AVAILABLE RECORDS: Begin
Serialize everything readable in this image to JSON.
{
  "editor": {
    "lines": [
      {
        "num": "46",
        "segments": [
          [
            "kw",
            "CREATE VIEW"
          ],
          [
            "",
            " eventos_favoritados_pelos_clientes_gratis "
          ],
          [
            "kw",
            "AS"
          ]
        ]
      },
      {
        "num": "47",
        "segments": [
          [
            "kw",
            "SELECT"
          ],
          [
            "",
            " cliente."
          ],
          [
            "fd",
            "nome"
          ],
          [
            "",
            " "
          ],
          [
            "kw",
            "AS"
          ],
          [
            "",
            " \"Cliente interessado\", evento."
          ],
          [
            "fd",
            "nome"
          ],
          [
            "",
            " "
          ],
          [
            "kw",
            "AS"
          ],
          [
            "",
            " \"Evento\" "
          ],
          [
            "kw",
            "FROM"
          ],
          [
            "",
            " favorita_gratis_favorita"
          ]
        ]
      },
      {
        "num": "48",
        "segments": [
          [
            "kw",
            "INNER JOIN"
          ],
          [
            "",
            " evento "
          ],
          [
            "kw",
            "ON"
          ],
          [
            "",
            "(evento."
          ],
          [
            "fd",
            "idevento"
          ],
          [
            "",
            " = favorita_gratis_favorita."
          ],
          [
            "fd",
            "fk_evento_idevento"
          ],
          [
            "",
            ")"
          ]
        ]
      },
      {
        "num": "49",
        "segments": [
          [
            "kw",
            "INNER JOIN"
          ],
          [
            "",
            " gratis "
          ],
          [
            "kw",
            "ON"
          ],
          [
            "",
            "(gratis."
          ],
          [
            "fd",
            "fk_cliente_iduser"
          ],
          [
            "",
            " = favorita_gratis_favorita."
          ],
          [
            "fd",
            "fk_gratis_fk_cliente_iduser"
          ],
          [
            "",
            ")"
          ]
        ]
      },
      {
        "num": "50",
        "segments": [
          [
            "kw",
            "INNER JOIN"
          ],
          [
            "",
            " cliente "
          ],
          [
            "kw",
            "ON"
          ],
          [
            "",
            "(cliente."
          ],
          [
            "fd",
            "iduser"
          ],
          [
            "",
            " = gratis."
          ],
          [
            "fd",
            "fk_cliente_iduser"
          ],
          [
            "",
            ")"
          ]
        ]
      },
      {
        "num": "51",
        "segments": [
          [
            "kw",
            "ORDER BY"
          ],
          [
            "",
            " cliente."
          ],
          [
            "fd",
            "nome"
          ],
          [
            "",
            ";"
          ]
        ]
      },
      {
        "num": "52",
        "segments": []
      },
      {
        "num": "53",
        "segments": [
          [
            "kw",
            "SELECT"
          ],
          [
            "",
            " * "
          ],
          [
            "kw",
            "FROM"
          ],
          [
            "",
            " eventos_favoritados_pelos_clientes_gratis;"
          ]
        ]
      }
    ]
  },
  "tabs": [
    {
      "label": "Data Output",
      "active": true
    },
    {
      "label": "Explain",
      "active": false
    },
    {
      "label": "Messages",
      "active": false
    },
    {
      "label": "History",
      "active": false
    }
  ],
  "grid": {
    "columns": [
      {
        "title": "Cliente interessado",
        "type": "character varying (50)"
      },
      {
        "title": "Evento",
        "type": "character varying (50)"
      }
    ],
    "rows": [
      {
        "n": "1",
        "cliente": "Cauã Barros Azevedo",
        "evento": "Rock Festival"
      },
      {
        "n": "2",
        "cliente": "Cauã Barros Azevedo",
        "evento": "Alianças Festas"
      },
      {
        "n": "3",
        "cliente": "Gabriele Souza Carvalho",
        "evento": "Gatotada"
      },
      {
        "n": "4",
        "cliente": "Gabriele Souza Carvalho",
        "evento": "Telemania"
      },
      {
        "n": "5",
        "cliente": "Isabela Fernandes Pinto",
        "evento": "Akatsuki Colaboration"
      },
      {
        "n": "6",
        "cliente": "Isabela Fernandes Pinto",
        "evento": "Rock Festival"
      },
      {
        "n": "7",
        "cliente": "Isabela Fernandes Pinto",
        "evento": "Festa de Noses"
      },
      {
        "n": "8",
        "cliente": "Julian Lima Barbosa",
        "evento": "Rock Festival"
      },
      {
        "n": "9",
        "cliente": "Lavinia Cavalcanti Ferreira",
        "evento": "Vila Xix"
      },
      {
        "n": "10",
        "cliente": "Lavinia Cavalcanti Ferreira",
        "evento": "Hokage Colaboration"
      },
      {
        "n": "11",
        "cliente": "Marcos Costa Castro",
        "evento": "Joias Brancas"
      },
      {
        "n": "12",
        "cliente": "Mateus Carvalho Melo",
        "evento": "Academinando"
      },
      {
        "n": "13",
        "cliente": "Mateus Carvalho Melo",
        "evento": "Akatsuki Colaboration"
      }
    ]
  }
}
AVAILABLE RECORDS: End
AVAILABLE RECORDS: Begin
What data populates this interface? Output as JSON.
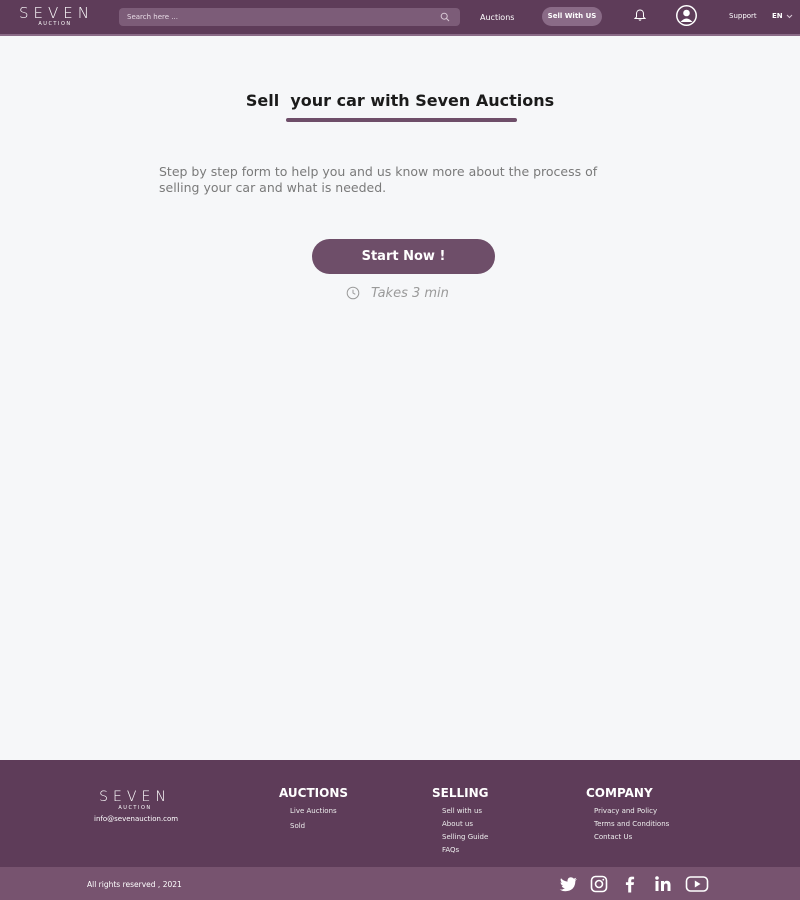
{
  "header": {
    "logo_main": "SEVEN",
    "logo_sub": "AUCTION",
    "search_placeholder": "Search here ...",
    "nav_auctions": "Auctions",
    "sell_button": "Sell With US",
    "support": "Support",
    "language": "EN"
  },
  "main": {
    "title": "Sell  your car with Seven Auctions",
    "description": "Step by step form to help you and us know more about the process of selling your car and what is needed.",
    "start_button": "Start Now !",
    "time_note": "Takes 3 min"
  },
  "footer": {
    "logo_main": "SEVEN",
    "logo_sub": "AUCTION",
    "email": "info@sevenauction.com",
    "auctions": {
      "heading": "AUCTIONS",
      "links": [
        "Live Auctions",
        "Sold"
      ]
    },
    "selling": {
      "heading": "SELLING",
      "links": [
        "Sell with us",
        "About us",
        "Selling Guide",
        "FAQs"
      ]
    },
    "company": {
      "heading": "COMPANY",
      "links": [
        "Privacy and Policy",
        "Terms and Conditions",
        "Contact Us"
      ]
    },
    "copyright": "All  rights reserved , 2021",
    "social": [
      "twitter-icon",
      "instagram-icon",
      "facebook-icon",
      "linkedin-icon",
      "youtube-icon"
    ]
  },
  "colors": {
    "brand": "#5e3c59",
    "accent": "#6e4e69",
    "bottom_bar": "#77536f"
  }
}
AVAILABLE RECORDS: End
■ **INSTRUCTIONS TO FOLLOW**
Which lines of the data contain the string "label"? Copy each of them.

■ **SOLUTION TO THE PROBLEM**
      "label": "Data Output",
      "label": "Explain",
      "label": "Messages",
      "label": "History",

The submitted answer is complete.